The hospice proved to be a haven where Mike could relax, retain his dignity and independence safe in the knowledge medical aid was at hand at a touch of a button. They completely respected our wishes and I was able to remain active in his care.
Over the 3 days we made forays around the lovely garden stopping to watch a squirrel, enjoying the sun on our faces and pausing to enjoy the trees around us. We talked about our Devon home, the swing seat and the woods.
Mike made 3 trips to the cafe taking pleasure in a simple cup of tea and beaming like an excited little boy when I suggested an ice cream. Whilst relishing his Calippo lolly we laughed about other ice creams and sweets we liked in our childhood.
He loved the fact that he had a free paper of his choice every morning and even asked for it on the morning of his death. Doing the crossword was always a challenge he enjoyed especially with me or the girls.
Food remained an important pleasure and Mike never lost the desire to eat, ordering a full english breakfast each morning at the hospice. He did manage it once and even woolfed down chocolate sponge with chocolate custard showing he was still a pudding man at heart.

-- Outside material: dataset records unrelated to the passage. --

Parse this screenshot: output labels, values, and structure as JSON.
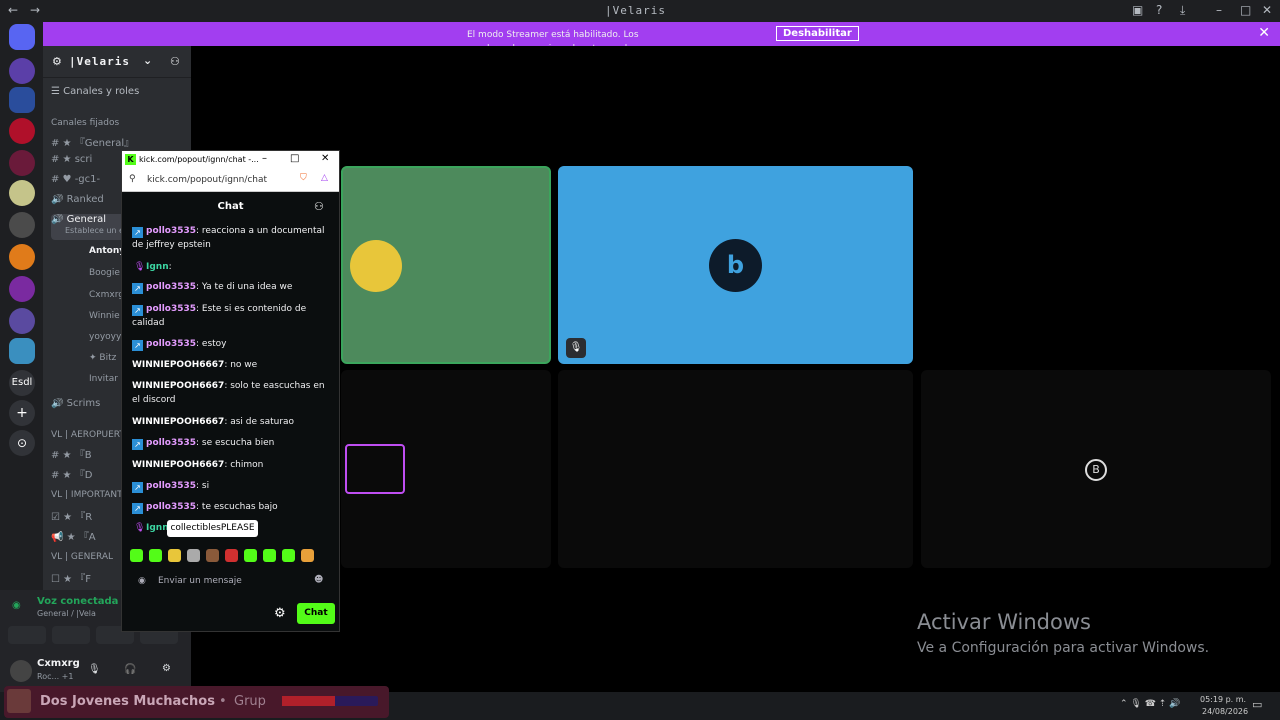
{
  "window": {
    "title": "|Velaris"
  },
  "banner": {
    "message": "El modo Streamer está habilitado. Los nombres de usuario se han truncado.",
    "button": "Deshabilitar"
  },
  "rail": {
    "last_label": "Esdl"
  },
  "server": {
    "name": "|Velaris"
  },
  "sidebar": {
    "roles_label": "Canales y roles",
    "pinned_label": "Canales fijados",
    "channels": [
      {
        "label": "『General』"
      },
      {
        "label": "scri"
      },
      {
        "label": "-gc1-"
      },
      {
        "label": "Ranked"
      },
      {
        "label": "General"
      },
      {
        "label": "Establece un es"
      }
    ],
    "voice_users": [
      "Antony",
      "Boogie",
      "Cxmxrg",
      "Winnie",
      "yoyoyy",
      "✦ Bitz",
      "Invitar a"
    ],
    "scrims": "Scrims",
    "categories": [
      "VL | AEROPUERTO",
      "VL | IMPORTANTE",
      "VL | GENERAL"
    ],
    "cat_channels_1": [
      "『B",
      "『D"
    ],
    "cat_channels_2": [
      "『R",
      "『A"
    ],
    "cat_channels_3": [
      "『F"
    ]
  },
  "voice_panel": {
    "status": "Voz conectada",
    "location": "General / |Vela",
    "user": "Cxmxrg",
    "user_status": "Roc... +1"
  },
  "popup": {
    "title": "kick.com/popout/ignn/chat -...",
    "url": "kick.com/popout/ignn/chat",
    "chat_title": "Chat",
    "messages": [
      {
        "user": "pollo3535",
        "text": ": reacciona a un documental de jeffrey epstein",
        "kind": "badge"
      },
      {
        "user": "Ignn",
        "text": ":",
        "kind": "mic"
      },
      {
        "user": "pollo3535",
        "text": ": Ya te di una idea we",
        "kind": "badge"
      },
      {
        "user": "pollo3535",
        "text": ": Este si es contenido de calidad",
        "kind": "badge"
      },
      {
        "user": "pollo3535",
        "text": ": estoy",
        "kind": "badge"
      },
      {
        "user": "WINNIEPOOH6667",
        "text": ": no we",
        "kind": "plain"
      },
      {
        "user": "WINNIEPOOH6667",
        "text": ": solo te eascuchas en el discord",
        "kind": "plain"
      },
      {
        "user": "WINNIEPOOH6667",
        "text": ": asi de saturao",
        "kind": "plain"
      },
      {
        "user": "pollo3535",
        "text": ": se escucha bien",
        "kind": "badge"
      },
      {
        "user": "WINNIEPOOH6667",
        "text": ": chimon",
        "kind": "plain"
      },
      {
        "user": "pollo3535",
        "text": ": si",
        "kind": "badge"
      },
      {
        "user": "pollo3535",
        "text": ": te escuchas bajo",
        "kind": "badge"
      },
      {
        "user": "Ignn",
        "text": "",
        "kind": "mic"
      }
    ],
    "tooltip": "collectiblesPLEASE",
    "input_placeholder": "Enviar un mensaje",
    "send_label": "Chat"
  },
  "watermark": {
    "title": "Activar Windows",
    "subtitle": "Ve a Configuración para activar Windows."
  },
  "media": {
    "title": "Dos Jovenes Muchachos",
    "artist": "Grup"
  },
  "clock": {
    "time": "05:19 p. m.",
    "date": "24/08/2026"
  },
  "colors": {
    "accent": "#a23ef0",
    "kick_green": "#53fc18",
    "tile_green": "#4d8a5c",
    "tile_blue": "#3fa2df"
  }
}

Another particular pleasure for me was watching him shave off 3 days worth of distinguished white stubble. A simple act requiring concentration and calmness. Something he has done all his life but I rarely watch. He was not looking at himself in any negative way just enjoying doing it well and feeling refreshed. It had an intense meditative quality that we both quietly absorbed.
In the last month of his life a borrowed ukelele featured quite highly and the live music and singing it offered was a joy. Mike had a few goes, Rachel lulled us with 'my Bonnie lies over the ocean' and my brother Brian played a few numbers. We sang and played 'You are my sunshine' and 'When the Saints' to Mike after his death. A moment we will all treasure.

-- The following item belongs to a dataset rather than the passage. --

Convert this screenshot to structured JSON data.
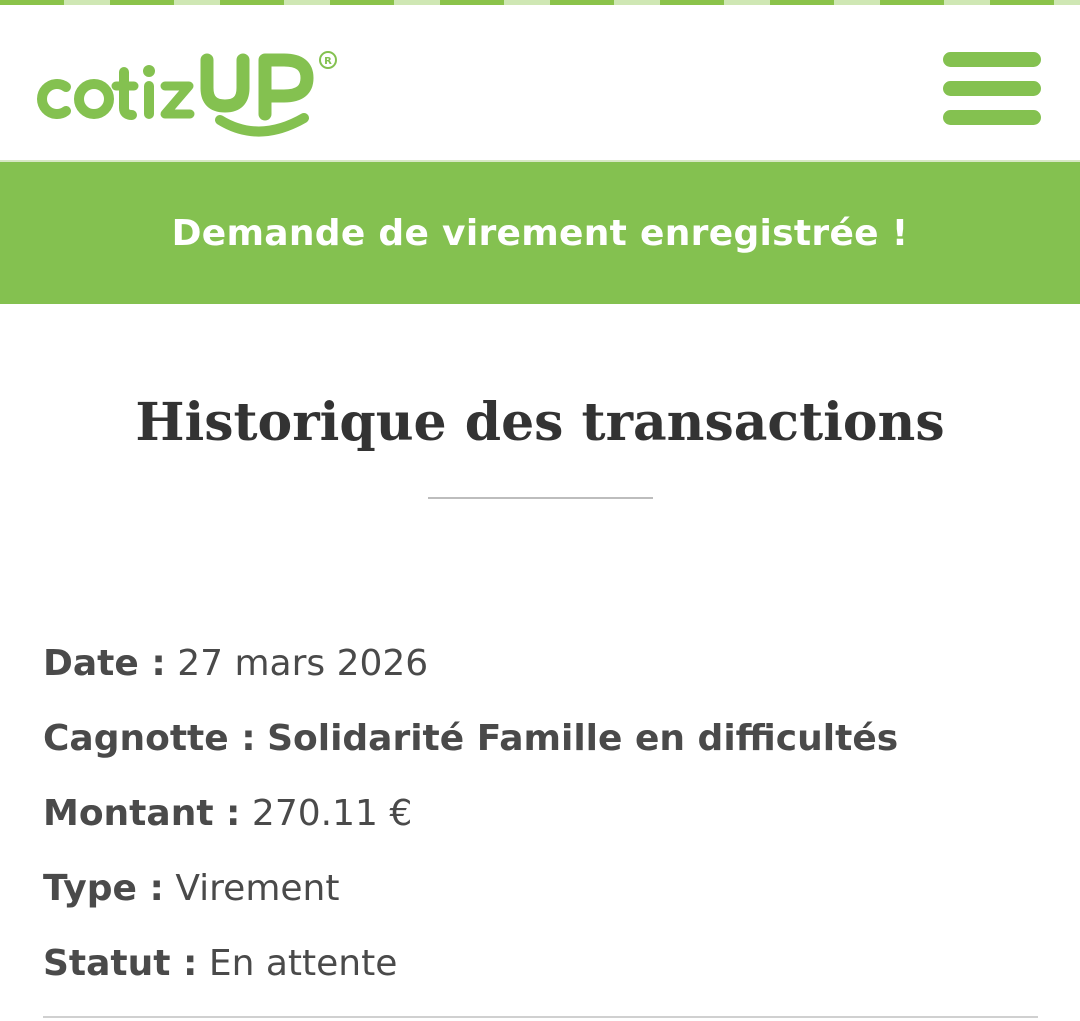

When we first arrived at the hospice the nurse mentioned to Mike the idea of rest and preservation of energy. He did of course rest but was not one to lie in bed for long. No surprise he was always striving towards being a little stronger and the equipment, tailored medication, enviroment and loving care allowed him the freedom to remain mobile. It also gave him, I believe, the freedom to die at a time of his choosing with me and the girls by his side. He let go peacefully without anxiety as we continued to talk and hold him.
In many ways it's been the best of times and in others the worst of times. An intense unforgettable 18 months with the absolute best of men. My darling Mike always loved never to be forgotten.
Well, that was not so hard to write after all.
Me and the girls thank you so much for all your letters, cards, flowers and online comments. They are wonderful and will help us enormously.
He will be laid to rest with the best view ever in his beloved Devon.
Watch this space for details about the memorial service in November time in Kingston.